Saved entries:
----

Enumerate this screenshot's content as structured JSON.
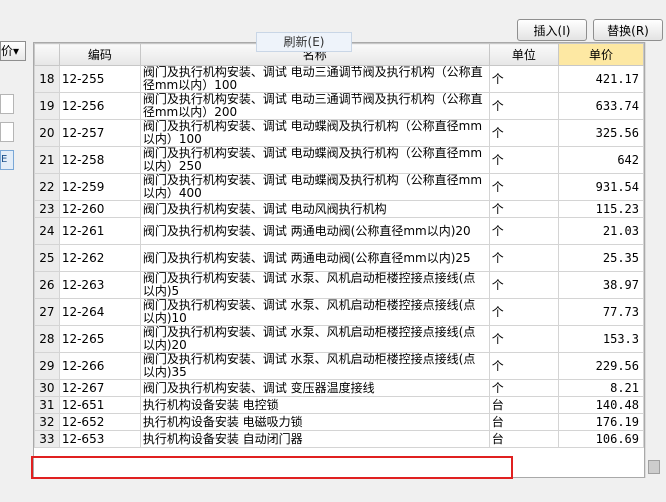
{
  "toolbar": {
    "insert_label": "插入(I)",
    "replace_label": "替换(R)"
  },
  "left_panel": {
    "price_select_label": "价",
    "box_label": "E"
  },
  "context_menu": {
    "refresh_label": "刷新(E)"
  },
  "table": {
    "headers": {
      "index": "",
      "code": "编码",
      "name": "名称",
      "unit": "单位",
      "price": "单价"
    },
    "rows": [
      {
        "idx": "18",
        "code": "12-255",
        "name": "阀门及执行机构安装、调试 电动三通调节阀及执行机构（公称直径mm以内）100",
        "unit": "个",
        "price": "421.17"
      },
      {
        "idx": "19",
        "code": "12-256",
        "name": "阀门及执行机构安装、调试 电动三通调节阀及执行机构（公称直径mm以内）200",
        "unit": "个",
        "price": "633.74"
      },
      {
        "idx": "20",
        "code": "12-257",
        "name": "阀门及执行机构安装、调试 电动蝶阀及执行机构（公称直径mm以内）100",
        "unit": "个",
        "price": "325.56"
      },
      {
        "idx": "21",
        "code": "12-258",
        "name": "阀门及执行机构安装、调试 电动蝶阀及执行机构（公称直径mm以内）250",
        "unit": "个",
        "price": "642"
      },
      {
        "idx": "22",
        "code": "12-259",
        "name": "阀门及执行机构安装、调试 电动蝶阀及执行机构（公称直径mm以内）400",
        "unit": "个",
        "price": "931.54"
      },
      {
        "idx": "23",
        "code": "12-260",
        "name": "阀门及执行机构安装、调试 电动风阀执行机构",
        "unit": "个",
        "price": "115.23"
      },
      {
        "idx": "24",
        "code": "12-261",
        "name": "阀门及执行机构安装、调试 两通电动阀(公称直径mm以内)20",
        "unit": "个",
        "price": "21.03"
      },
      {
        "idx": "25",
        "code": "12-262",
        "name": "阀门及执行机构安装、调试 两通电动阀(公称直径mm以内)25",
        "unit": "个",
        "price": "25.35"
      },
      {
        "idx": "26",
        "code": "12-263",
        "name": "阀门及执行机构安装、调试 水泵、风机启动柜楼控接点接线(点以内)5",
        "unit": "个",
        "price": "38.97"
      },
      {
        "idx": "27",
        "code": "12-264",
        "name": "阀门及执行机构安装、调试 水泵、风机启动柜楼控接点接线(点以内)10",
        "unit": "个",
        "price": "77.73"
      },
      {
        "idx": "28",
        "code": "12-265",
        "name": "阀门及执行机构安装、调试 水泵、风机启动柜楼控接点接线(点以内)20",
        "unit": "个",
        "price": "153.3"
      },
      {
        "idx": "29",
        "code": "12-266",
        "name": "阀门及执行机构安装、调试 水泵、风机启动柜楼控接点接线(点以内)35",
        "unit": "个",
        "price": "229.56"
      },
      {
        "idx": "30",
        "code": "12-267",
        "name": "阀门及执行机构安装、调试 变压器温度接线",
        "unit": "个",
        "price": "8.21"
      },
      {
        "idx": "31",
        "code": "12-651",
        "name": "执行机构设备安装 电控锁",
        "unit": "台",
        "price": "140.48"
      },
      {
        "idx": "32",
        "code": "12-652",
        "name": "执行机构设备安装 电磁吸力锁",
        "unit": "台",
        "price": "176.19"
      },
      {
        "idx": "33",
        "code": "12-653",
        "name": "执行机构设备安装 自动闭门器",
        "unit": "台",
        "price": "106.69"
      }
    ]
  },
  "colors": {
    "price_header": "#fde8a3",
    "highlight_border": "#e02020"
  }
}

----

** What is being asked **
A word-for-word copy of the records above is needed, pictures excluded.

** Solution **
Enumerate this screenshot's content as structured JSON.
{
  "toolbar": {
    "insert_label": "插入(I)",
    "replace_label": "替换(R)"
  },
  "left_panel": {
    "price_select_label": "价",
    "box_label": "E"
  },
  "context_menu": {
    "refresh_label": "刷新(E)"
  },
  "table": {
    "headers": {
      "index": "",
      "code": "编码",
      "name": "名称",
      "unit": "单位",
      "price": "单价"
    },
    "rows": [
      {
        "idx": "18",
        "code": "12-255",
        "name": "阀门及执行机构安装、调试 电动三通调节阀及执行机构（公称直径mm以内）100",
        "unit": "个",
        "price": "421.17"
      },
      {
        "idx": "19",
        "code": "12-256",
        "name": "阀门及执行机构安装、调试 电动三通调节阀及执行机构（公称直径mm以内）200",
        "unit": "个",
        "price": "633.74"
      },
      {
        "idx": "20",
        "code": "12-257",
        "name": "阀门及执行机构安装、调试 电动蝶阀及执行机构（公称直径mm以内）100",
        "unit": "个",
        "price": "325.56"
      },
      {
        "idx": "21",
        "code": "12-258",
        "name": "阀门及执行机构安装、调试 电动蝶阀及执行机构（公称直径mm以内）250",
        "unit": "个",
        "price": "642"
      },
      {
        "idx": "22",
        "code": "12-259",
        "name": "阀门及执行机构安装、调试 电动蝶阀及执行机构（公称直径mm以内）400",
        "unit": "个",
        "price": "931.54"
      },
      {
        "idx": "23",
        "code": "12-260",
        "name": "阀门及执行机构安装、调试 电动风阀执行机构",
        "unit": "个",
        "price": "115.23"
      },
      {
        "idx": "24",
        "code": "12-261",
        "name": "阀门及执行机构安装、调试 两通电动阀(公称直径mm以内)20",
        "unit": "个",
        "price": "21.03"
      },
      {
        "idx": "25",
        "code": "12-262",
        "name": "阀门及执行机构安装、调试 两通电动阀(公称直径mm以内)25",
        "unit": "个",
        "price": "25.35"
      },
      {
        "idx": "26",
        "code": "12-263",
        "name": "阀门及执行机构安装、调试 水泵、风机启动柜楼控接点接线(点以内)5",
        "unit": "个",
        "price": "38.97"
      },
      {
        "idx": "27",
        "code": "12-264",
        "name": "阀门及执行机构安装、调试 水泵、风机启动柜楼控接点接线(点以内)10",
        "unit": "个",
        "price": "77.73"
      },
      {
        "idx": "28",
        "code": "12-265",
        "name": "阀门及执行机构安装、调试 水泵、风机启动柜楼控接点接线(点以内)20",
        "unit": "个",
        "price": "153.3"
      },
      {
        "idx": "29",
        "code": "12-266",
        "name": "阀门及执行机构安装、调试 水泵、风机启动柜楼控接点接线(点以内)35",
        "unit": "个",
        "price": "229.56"
      },
      {
        "idx": "30",
        "code": "12-267",
        "name": "阀门及执行机构安装、调试 变压器温度接线",
        "unit": "个",
        "price": "8.21"
      },
      {
        "idx": "31",
        "code": "12-651",
        "name": "执行机构设备安装 电控锁",
        "unit": "台",
        "price": "140.48"
      },
      {
        "idx": "32",
        "code": "12-652",
        "name": "执行机构设备安装 电磁吸力锁",
        "unit": "台",
        "price": "176.19"
      },
      {
        "idx": "33",
        "code": "12-653",
        "name": "执行机构设备安装 自动闭门器",
        "unit": "台",
        "price": "106.69"
      }
    ]
  },
  "colors": {
    "price_header": "#fde8a3",
    "highlight_border": "#e02020"
  }
}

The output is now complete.